● **What you need to do**: Report how many lines of the listing include the word "role"; nothing else should be written.

BEGIN Material for this exercise

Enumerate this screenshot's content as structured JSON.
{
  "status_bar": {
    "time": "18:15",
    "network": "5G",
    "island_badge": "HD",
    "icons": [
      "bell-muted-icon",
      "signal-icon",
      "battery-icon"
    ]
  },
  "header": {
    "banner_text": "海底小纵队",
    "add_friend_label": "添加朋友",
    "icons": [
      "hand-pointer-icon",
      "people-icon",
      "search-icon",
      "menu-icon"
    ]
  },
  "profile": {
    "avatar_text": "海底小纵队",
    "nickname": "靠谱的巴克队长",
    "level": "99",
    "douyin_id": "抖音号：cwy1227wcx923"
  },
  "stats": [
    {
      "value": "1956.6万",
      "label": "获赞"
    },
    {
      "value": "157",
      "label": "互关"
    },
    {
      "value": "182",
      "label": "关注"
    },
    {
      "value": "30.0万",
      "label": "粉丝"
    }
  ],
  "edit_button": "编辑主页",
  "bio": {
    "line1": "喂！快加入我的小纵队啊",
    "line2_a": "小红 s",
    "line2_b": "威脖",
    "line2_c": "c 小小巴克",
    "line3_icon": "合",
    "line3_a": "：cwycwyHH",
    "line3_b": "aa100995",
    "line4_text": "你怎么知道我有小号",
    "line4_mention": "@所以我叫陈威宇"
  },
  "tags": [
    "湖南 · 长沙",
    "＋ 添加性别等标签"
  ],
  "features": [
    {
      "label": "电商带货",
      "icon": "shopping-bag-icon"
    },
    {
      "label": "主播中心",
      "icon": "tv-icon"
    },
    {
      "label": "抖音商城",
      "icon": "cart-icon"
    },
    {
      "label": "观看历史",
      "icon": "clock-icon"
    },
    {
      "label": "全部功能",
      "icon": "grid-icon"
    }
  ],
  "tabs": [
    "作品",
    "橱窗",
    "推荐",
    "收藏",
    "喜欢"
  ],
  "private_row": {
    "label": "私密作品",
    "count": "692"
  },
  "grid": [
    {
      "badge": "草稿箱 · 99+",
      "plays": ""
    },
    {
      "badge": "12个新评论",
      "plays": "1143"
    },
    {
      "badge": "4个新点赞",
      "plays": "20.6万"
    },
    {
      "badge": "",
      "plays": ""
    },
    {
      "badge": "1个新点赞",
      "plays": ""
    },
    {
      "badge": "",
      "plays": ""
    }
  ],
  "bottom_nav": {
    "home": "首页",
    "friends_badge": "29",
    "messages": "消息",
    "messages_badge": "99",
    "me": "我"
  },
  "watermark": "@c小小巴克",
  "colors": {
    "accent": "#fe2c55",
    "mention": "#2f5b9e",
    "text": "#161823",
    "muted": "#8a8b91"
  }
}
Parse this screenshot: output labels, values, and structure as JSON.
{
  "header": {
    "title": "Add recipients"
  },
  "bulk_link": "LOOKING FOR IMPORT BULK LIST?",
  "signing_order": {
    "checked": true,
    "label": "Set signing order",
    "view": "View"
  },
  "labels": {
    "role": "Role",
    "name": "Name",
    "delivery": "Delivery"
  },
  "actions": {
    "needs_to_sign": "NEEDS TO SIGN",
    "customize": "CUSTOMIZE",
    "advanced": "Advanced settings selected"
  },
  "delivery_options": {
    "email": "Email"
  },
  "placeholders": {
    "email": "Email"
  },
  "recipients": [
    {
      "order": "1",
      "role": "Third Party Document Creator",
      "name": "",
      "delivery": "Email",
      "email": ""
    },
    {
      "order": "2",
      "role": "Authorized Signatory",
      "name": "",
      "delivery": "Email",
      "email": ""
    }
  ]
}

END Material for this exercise

● **Written answer**: 3